It was the oil producers not unreasonably seizing control of their resources from the customers, but it was a crisis in tune with its times.
OPEC, after all, was the epitome of planned control and rationing. Much of the response from its customers involved governments trying to deal with the crisis via the then orthodox route of fiscal policy.
Both OPEC and the oil-consuming countries came to regret their policies. OPEC now tries to follow the market rather than drive it, and governments now adhere in principle to fiscal balance rather than fiscal management; nowhere more so than in the euro area.
These ideas are part of the cycle of the last 30 years; summarised, however unhelpfully, by the word "globalisation". Thanks to a remarkable contribution from Peter Sutherland, the World Trade Organisation replaced the more limited GATT system. Trade expanded mightily, although it has never been liberalised to the degree that was hoped.
Instead, it was global capital flows which were freed on a scale not seen since the 19th century. This is not only a revolution, but a recent one. Albert Reynolds was Taoiseach and Bertie Ahern Minister for Finance when the last controls on Irish citizens moving money in and out of the country were abolished in 1992. For us, the brave new world is as new as that.
But this latest crisis may mark another turning point as the flaws in the current system become impossible to ignore. The main one is instability; the Asian crisis followed by the dotcom bubble and bust, followed by the credit crisis; which at this stage looks the most serious of the three.
The central belief in the self-correcting mechanisms of financial markets -- so remarkably articulated by Alan Greenspan -- has been shattered.
When all this is over, one certainly expects a much more traditional approach from Bernanke's Fed. Officials are talking about the need to try to curb excessive rises in asset prices, although no-one is quite sure how this is to be done.
There will certainly be more banking and stock market regulation-- much of it replacing 1930s regulation which had gone out of fashion and been abolished. If that is as far as it goes, it will probably be all to the good. But if the pessimists are right about a long, grinding correction of US imbalances and excesses, it might go a lot further than that.

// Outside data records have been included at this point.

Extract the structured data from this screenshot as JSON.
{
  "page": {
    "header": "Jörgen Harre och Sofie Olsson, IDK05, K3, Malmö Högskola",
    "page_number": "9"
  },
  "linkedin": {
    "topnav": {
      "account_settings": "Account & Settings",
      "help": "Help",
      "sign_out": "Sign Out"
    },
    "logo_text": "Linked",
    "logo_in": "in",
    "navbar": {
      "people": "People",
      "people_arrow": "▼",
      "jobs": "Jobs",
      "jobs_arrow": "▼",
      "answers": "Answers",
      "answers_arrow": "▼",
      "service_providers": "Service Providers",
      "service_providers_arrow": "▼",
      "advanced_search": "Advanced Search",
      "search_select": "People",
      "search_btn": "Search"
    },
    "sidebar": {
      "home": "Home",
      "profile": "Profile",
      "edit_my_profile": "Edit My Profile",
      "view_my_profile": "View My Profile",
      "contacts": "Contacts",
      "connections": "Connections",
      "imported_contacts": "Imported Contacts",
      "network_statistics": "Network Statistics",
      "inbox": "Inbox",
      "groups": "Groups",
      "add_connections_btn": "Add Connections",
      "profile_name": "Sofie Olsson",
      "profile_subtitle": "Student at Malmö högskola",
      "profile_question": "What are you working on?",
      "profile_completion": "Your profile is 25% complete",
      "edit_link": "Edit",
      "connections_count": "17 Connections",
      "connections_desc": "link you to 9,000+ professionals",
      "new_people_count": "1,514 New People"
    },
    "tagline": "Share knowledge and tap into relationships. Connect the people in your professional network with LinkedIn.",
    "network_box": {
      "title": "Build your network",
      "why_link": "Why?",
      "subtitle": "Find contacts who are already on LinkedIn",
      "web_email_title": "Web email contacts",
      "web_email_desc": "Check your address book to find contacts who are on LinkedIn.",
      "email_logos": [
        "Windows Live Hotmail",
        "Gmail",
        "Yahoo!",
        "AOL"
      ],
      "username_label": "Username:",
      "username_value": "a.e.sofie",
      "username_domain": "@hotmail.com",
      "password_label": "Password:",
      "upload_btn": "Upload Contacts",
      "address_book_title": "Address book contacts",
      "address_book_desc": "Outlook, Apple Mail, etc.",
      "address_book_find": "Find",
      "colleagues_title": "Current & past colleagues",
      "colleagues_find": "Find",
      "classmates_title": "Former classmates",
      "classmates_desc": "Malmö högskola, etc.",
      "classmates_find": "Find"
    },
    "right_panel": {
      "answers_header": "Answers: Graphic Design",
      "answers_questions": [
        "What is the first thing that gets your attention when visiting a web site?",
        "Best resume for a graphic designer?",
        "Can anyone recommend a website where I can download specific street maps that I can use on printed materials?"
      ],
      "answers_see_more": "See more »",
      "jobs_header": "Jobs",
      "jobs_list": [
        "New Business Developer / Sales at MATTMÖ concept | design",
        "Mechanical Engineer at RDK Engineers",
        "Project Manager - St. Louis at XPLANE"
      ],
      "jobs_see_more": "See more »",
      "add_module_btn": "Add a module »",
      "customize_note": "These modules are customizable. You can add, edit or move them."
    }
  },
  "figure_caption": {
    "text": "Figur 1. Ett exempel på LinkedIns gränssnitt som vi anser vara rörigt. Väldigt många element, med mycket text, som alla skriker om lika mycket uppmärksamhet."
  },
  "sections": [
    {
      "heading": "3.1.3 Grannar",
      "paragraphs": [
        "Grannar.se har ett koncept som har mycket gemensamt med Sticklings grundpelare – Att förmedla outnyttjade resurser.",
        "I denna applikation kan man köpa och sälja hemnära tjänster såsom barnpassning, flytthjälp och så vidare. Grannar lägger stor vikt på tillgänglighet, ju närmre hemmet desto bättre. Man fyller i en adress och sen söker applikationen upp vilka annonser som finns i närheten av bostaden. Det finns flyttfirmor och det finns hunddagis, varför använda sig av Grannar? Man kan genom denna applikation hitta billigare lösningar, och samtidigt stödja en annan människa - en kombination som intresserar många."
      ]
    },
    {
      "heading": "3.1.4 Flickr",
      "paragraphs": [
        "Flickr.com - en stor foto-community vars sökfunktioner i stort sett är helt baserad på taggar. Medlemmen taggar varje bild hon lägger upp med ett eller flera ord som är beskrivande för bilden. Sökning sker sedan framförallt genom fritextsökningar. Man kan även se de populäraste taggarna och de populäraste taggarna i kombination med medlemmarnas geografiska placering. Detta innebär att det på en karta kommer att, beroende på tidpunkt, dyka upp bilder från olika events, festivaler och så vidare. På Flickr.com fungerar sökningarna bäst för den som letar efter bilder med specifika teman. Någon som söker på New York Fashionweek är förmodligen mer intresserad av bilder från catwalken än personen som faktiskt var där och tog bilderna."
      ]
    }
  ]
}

The danger is exactly the one which infected the 1930s and became part of the organised international system after the war -- protectionism. It is certainly a concern that cheap Mexican workers seem to be getting more stick in the US presidential campaign than the mega-rich bankers of Wall Street. The impact of low cost labour is easier to understand (and misrepresent), but it is not where the problems lie.
Before opinion swings too far against the excesses of the 1990s and 2000s, we should remember that the period saw the fastest growth in global incomes -- more even than during the Industrial Revolution. Around 500 million people have been removed from subsistence poverty -- five times as many as in the 19th century.
All technical and financial revolutions breed volatility and increase inequality, alongside the rapid rise in total income which they create. The current revolution is no exception. A previous generation went too far in trying to control these undesirable elements but, equally, it is now clear to almost everyone that they cannot be left to their own devices. Can this generation do any better in getting the balance right?